● Instructions to follow
Copy out every record exactly.

### Data for analysis

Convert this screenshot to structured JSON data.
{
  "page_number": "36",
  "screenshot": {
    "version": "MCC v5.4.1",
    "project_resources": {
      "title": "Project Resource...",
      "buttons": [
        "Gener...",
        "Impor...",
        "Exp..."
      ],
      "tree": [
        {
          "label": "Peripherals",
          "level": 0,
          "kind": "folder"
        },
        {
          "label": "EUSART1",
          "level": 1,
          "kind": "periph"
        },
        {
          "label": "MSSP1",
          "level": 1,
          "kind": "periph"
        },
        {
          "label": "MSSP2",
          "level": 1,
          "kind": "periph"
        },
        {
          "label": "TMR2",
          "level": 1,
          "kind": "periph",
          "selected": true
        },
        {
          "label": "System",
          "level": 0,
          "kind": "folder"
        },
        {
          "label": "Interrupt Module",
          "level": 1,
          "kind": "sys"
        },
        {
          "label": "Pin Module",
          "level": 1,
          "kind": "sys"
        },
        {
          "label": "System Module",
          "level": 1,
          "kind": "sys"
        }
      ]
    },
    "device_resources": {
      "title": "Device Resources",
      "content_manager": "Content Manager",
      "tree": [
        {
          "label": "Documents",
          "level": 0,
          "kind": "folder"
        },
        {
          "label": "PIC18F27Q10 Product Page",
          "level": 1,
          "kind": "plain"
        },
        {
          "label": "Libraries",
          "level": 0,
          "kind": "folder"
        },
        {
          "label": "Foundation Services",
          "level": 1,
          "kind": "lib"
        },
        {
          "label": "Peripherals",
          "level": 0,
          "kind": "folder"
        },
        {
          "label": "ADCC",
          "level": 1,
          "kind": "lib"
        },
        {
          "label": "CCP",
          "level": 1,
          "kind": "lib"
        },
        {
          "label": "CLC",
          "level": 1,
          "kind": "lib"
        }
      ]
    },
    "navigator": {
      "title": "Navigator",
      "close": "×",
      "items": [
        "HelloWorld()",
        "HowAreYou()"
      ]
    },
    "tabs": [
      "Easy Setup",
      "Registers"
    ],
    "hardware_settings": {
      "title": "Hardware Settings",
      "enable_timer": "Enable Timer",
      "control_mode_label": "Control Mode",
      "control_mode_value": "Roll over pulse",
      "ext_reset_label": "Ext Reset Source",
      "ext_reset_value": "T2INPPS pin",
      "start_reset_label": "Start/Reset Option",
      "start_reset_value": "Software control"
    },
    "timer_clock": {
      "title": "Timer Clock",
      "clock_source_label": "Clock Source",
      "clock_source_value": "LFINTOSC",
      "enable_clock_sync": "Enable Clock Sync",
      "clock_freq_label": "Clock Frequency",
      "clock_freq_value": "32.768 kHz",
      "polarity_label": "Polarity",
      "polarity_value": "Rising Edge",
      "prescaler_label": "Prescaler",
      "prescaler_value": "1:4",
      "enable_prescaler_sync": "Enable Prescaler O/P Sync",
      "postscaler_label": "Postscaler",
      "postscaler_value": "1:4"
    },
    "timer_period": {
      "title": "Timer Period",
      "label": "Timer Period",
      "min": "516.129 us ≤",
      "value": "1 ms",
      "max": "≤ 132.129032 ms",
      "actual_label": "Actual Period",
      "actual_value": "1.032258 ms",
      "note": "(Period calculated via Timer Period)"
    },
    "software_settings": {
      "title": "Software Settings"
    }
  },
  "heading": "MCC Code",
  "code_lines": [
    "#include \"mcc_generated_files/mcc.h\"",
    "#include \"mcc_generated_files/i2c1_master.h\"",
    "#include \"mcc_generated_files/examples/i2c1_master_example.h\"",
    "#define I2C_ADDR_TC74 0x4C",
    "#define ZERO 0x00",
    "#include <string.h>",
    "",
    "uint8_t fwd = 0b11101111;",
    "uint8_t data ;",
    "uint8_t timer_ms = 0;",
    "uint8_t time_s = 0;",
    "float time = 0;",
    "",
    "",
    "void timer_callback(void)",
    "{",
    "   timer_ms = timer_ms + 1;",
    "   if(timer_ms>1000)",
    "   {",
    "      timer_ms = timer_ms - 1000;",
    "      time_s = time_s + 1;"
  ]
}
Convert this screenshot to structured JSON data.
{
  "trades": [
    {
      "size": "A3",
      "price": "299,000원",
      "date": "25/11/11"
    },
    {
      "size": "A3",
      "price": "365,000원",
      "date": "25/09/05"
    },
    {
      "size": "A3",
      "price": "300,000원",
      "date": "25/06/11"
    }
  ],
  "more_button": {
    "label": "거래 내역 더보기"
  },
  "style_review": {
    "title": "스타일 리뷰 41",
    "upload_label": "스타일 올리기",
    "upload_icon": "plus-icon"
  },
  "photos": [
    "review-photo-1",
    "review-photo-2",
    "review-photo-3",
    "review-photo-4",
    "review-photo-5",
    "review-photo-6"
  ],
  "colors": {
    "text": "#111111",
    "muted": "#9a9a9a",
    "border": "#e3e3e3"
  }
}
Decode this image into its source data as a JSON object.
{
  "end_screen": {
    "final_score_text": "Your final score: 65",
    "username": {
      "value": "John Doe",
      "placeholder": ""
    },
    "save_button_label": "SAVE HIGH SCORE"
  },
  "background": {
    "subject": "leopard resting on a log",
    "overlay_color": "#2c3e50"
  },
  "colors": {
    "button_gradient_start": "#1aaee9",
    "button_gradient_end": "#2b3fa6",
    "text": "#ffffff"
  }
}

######

● Expected answer
Convert this screenshot to structured JSON data.
{
  "page_number": "36",
  "screenshot": {
    "version": "MCC v5.4.1",
    "project_resources": {
      "title": "Project Resource...",
      "buttons": [
        "Gener...",
        "Impor...",
        "Exp..."
      ],
      "tree": [
        {
          "label": "Peripherals",
          "level": 0,
          "kind": "folder"
        },
        {
          "label": "EUSART1",
          "level": 1,
          "kind": "periph"
        },
        {
          "label": "MSSP1",
          "level": 1,
          "kind": "periph"
        },
        {
          "label": "MSSP2",
          "level": 1,
          "kind": "periph"
        },
        {
          "label": "TMR2",
          "level": 1,
          "kind": "periph",
          "selected": true
        },
        {
          "label": "System",
          "level": 0,
          "kind": "folder"
        },
        {
          "label": "Interrupt Module",
          "level": 1,
          "kind": "sys"
        },
        {
          "label": "Pin Module",
          "level": 1,
          "kind": "sys"
        },
        {
          "label": "System Module",
          "level": 1,
          "kind": "sys"
        }
      ]
    },
    "device_resources": {
      "title": "Device Resources",
      "content_manager": "Content Manager",
      "tree": [
        {
          "label": "Documents",
          "level": 0,
          "kind": "folder"
        },
        {
          "label": "PIC18F27Q10 Product Page",
          "level": 1,
          "kind": "plain"
        },
        {
          "label": "Libraries",
          "level": 0,
          "kind": "folder"
        },
        {
          "label": "Foundation Services",
          "level": 1,
          "kind": "lib"
        },
        {
          "label": "Peripherals",
          "level": 0,
          "kind": "folder"
        },
        {
          "label": "ADCC",
          "level": 1,
          "kind": "lib"
        },
        {
          "label": "CCP",
          "level": 1,
          "kind": "lib"
        },
        {
          "label": "CLC",
          "level": 1,
          "kind": "lib"
        }
      ]
    },
    "navigator": {
      "title": "Navigator",
      "close": "×",
      "items": [
        "HelloWorld()",
        "HowAreYou()"
      ]
    },
    "tabs": [
      "Easy Setup",
      "Registers"
    ],
    "hardware_settings": {
      "title": "Hardware Settings",
      "enable_timer": "Enable Timer",
      "control_mode_label": "Control Mode",
      "control_mode_value": "Roll over pulse",
      "ext_reset_label": "Ext Reset Source",
      "ext_reset_value": "T2INPPS pin",
      "start_reset_label": "Start/Reset Option",
      "start_reset_value": "Software control"
    },
    "timer_clock": {
      "title": "Timer Clock",
      "clock_source_label": "Clock Source",
      "clock_source_value": "LFINTOSC",
      "enable_clock_sync": "Enable Clock Sync",
      "clock_freq_label": "Clock Frequency",
      "clock_freq_value": "32.768 kHz",
      "polarity_label": "Polarity",
      "polarity_value": "Rising Edge",
      "prescaler_label": "Prescaler",
      "prescaler_value": "1:4",
      "enable_prescaler_sync": "Enable Prescaler O/P Sync",
      "postscaler_label": "Postscaler",
      "postscaler_value": "1:4"
    },
    "timer_period": {
      "title": "Timer Period",
      "label": "Timer Period",
      "min": "516.129 us ≤",
      "value": "1 ms",
      "max": "≤ 132.129032 ms",
      "actual_label": "Actual Period",
      "actual_value": "1.032258 ms",
      "note": "(Period calculated via Timer Period)"
    },
    "software_settings": {
      "title": "Software Settings"
    }
  },
  "heading": "MCC Code",
  "code_lines": [
    "#include \"mcc_generated_files/mcc.h\"",
    "#include \"mcc_generated_files/i2c1_master.h\"",
    "#include \"mcc_generated_files/examples/i2c1_master_example.h\"",
    "#define I2C_ADDR_TC74 0x4C",
    "#define ZERO 0x00",
    "#include <string.h>",
    "",
    "uint8_t fwd = 0b11101111;",
    "uint8_t data ;",
    "uint8_t timer_ms = 0;",
    "uint8_t time_s = 0;",
    "float time = 0;",
    "",
    "",
    "void timer_callback(void)",
    "{",
    "   timer_ms = timer_ms + 1;",
    "   if(timer_ms>1000)",
    "   {",
    "      timer_ms = timer_ms - 1000;",
    "      time_s = time_s + 1;"
  ]
}
Convert this screenshot to structured JSON data.
{
  "trades": [
    {
      "size": "A3",
      "price": "299,000원",
      "date": "25/11/11"
    },
    {
      "size": "A3",
      "price": "365,000원",
      "date": "25/09/05"
    },
    {
      "size": "A3",
      "price": "300,000원",
      "date": "25/06/11"
    }
  ],
  "more_button": {
    "label": "거래 내역 더보기"
  },
  "style_review": {
    "title": "스타일 리뷰 41",
    "upload_label": "스타일 올리기",
    "upload_icon": "plus-icon"
  },
  "photos": [
    "review-photo-1",
    "review-photo-2",
    "review-photo-3",
    "review-photo-4",
    "review-photo-5",
    "review-photo-6"
  ],
  "colors": {
    "text": "#111111",
    "muted": "#9a9a9a",
    "border": "#e3e3e3"
  }
}
Decode this image into its source data as a JSON object.
{
  "end_screen": {
    "final_score_text": "Your final score: 65",
    "username": {
      "value": "John Doe",
      "placeholder": ""
    },
    "save_button_label": "SAVE HIGH SCORE"
  },
  "background": {
    "subject": "leopard resting on a log",
    "overlay_color": "#2c3e50"
  },
  "colors": {
    "button_gradient_start": "#1aaee9",
    "button_gradient_end": "#2b3fa6",
    "text": "#ffffff"
  }
}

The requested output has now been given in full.